To find out whether your organisation is a processor or a controller, you can take the test provided by the ICO (here in its original version). It is not uncommon for an organisation to perform both functions at the same time, depending on the circumstances in which they process the data.

Sometimes, and this is the case when your organisation is in partnership or consortium with others, a joint controller function is possible: the mission is carried out jointly with the same responsibilities. It is then recommended to clarify, for example through a joint responsibility agreement, the roles of each co-controller in relation to their shared responsibilities.

This ICO test will allow you to establish your responsibilities for each type of processing.

Are we a controller?

  • We have decided to collect or process the personal data.
  • We have decided what the purpose or outcome of processing was to be.
  • We have decided what personal data should be collected.
  • We have decided which individuals to collect personal data about.
  • We obtain a commercial gain or other benefit from the processing, except for any payment for services from another controller.
  • We are processing the personal data as a result of a contract between us and the data subject.
  • The data subjects are our employees.
  • We make decisions about the individuals concerned as part of or as a result of the processing.
  • We exercise professional judgement in the processing of the personal data.
  • We have a direct relationship with the data subjects.
  • We have complete autonomy as to how the personal data is processed.
  • We have appointed the processors to process the personal data on our behalf.

Are we a joint controller?

  • We have a common objective with others regarding the processing.
  • We are processing the personal data for the same purpose as another controller.
  • We are using the same set of personal data (e.g. one database) for this processing as another controller.
  • We have designed this process with another controller.
  • We have common information management rules with another controller.

Are we a processor?

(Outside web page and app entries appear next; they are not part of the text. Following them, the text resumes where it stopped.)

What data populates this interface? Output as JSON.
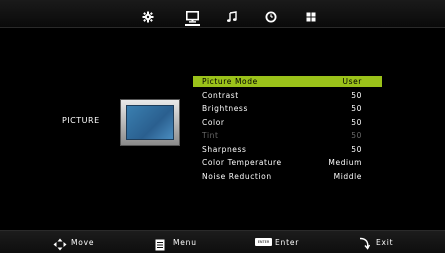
{
  "top_tabs": [
    {
      "icon": "gear-icon",
      "active": false
    },
    {
      "icon": "monitor-icon",
      "active": true
    },
    {
      "icon": "music-note-icon",
      "active": false
    },
    {
      "icon": "clock-icon",
      "active": false
    },
    {
      "icon": "grid-icon",
      "active": false
    }
  ],
  "section": {
    "title": "PICTURE"
  },
  "menu": {
    "items": [
      {
        "label": "Picture Mode",
        "value": "User",
        "selected": true,
        "disabled": false
      },
      {
        "label": "Contrast",
        "value": "50",
        "selected": false,
        "disabled": false
      },
      {
        "label": "Brightness",
        "value": "50",
        "selected": false,
        "disabled": false
      },
      {
        "label": "Color",
        "value": "50",
        "selected": false,
        "disabled": false
      },
      {
        "label": "Tint",
        "value": "50",
        "selected": false,
        "disabled": true
      },
      {
        "label": "Sharpness",
        "value": "50",
        "selected": false,
        "disabled": false
      },
      {
        "label": "Color Temperature",
        "value": "Medium",
        "selected": false,
        "disabled": false
      },
      {
        "label": "Noise Reduction",
        "value": "Middle",
        "selected": false,
        "disabled": false
      }
    ]
  },
  "bottom_hints": {
    "move": "Move",
    "menu": "Menu",
    "enter_key": "ENTER",
    "enter": "Enter",
    "exit": "Exit"
  },
  "colors": {
    "highlight": "#9bc21a",
    "disabled_text": "#6a6a6a"
  }
}
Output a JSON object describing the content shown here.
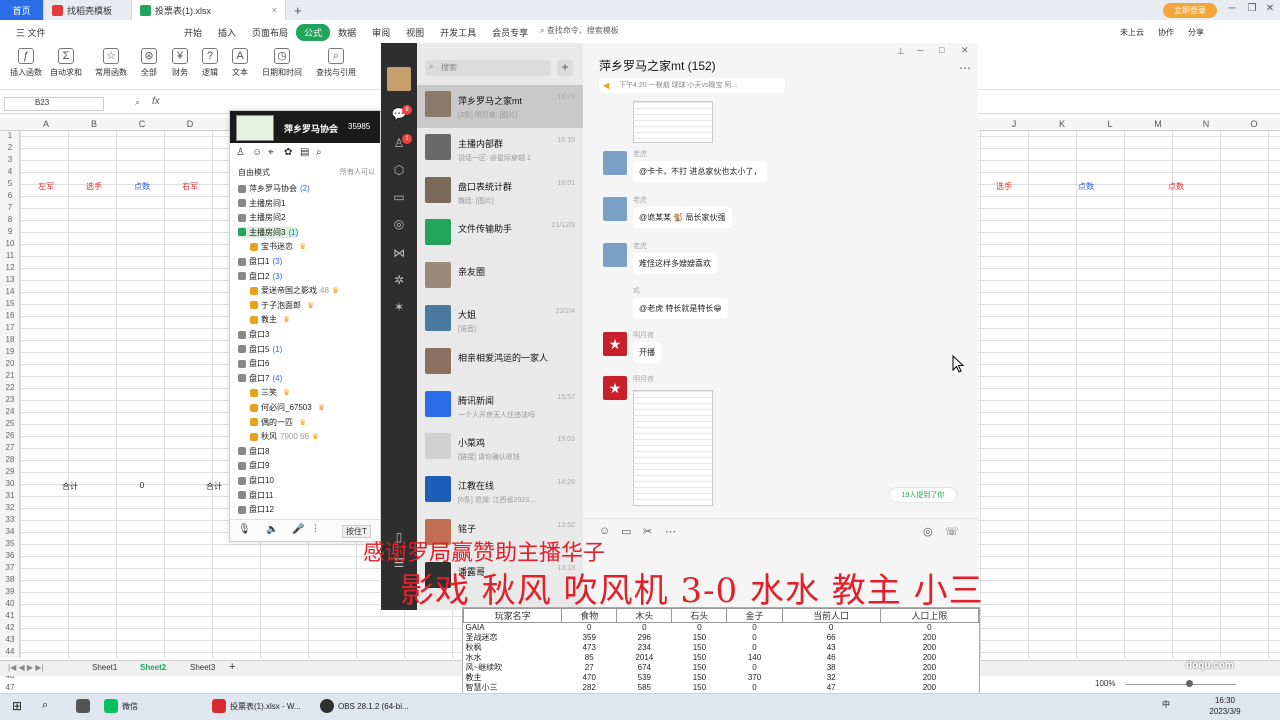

  • We are following instructions from someone else regarding the processing of personal data.
  • We were given the personal data by a customer or similar third entity, or told what data to collect.
  • We do not decide to collect personal data from individuals.
  • We do not decide what personal data should be collected from individuals.
  • We do not decide on the lawful basis for the use of that data.
  • We do not decide what purpose or purposes the data will be used for.
  • We do not decide whether to disclose the data, or to whom.
  • We do not decide how long to retain the data.
  • We may make some decisions on how data is processed, but implement these decisions under a contract with someone else.
  • We are not interested in the end result of the processing.

You can refer to Solidarités International’s “data processing agreement” template, to draw up a subcontracting agreement clarifying roles and responsibilities between the organization responsible for processing and the subcontractor.

3.3.3 What is the purpose of the data processing register?

In the context of data protection, personal data processing activities must be documented in a processing register. It is a tool that allows you to list all of the types of processing that your organisation carries out on personal data, to have a traceability of the actions carried out and to identify the persons responsible. To summarise, this document is useful for you to have an overall view of the use of the personal data that you have collected. It lists:

  • the stakeholders (representative, processors, joint controllers, etc.) who are involved in the data processing,
  • the categories of data processed, what the data is used for (what you do with it), who accesses the data and to whom it is communicated,
  • how long you retain the data,
  • how the data is secured.

If you are an NGO with less than 250 employees, the register should only contain the following information:

  • “non-occasional data processing (example: payroll management, customer/prospect and supplier management, etc.)
  • processing that may impact the rights and freedoms of data subjects (e.g. geolocation systems, video surveillance systems, etc.)
  • processing of sensitive personal data (e.g. health data, offences, etc.).”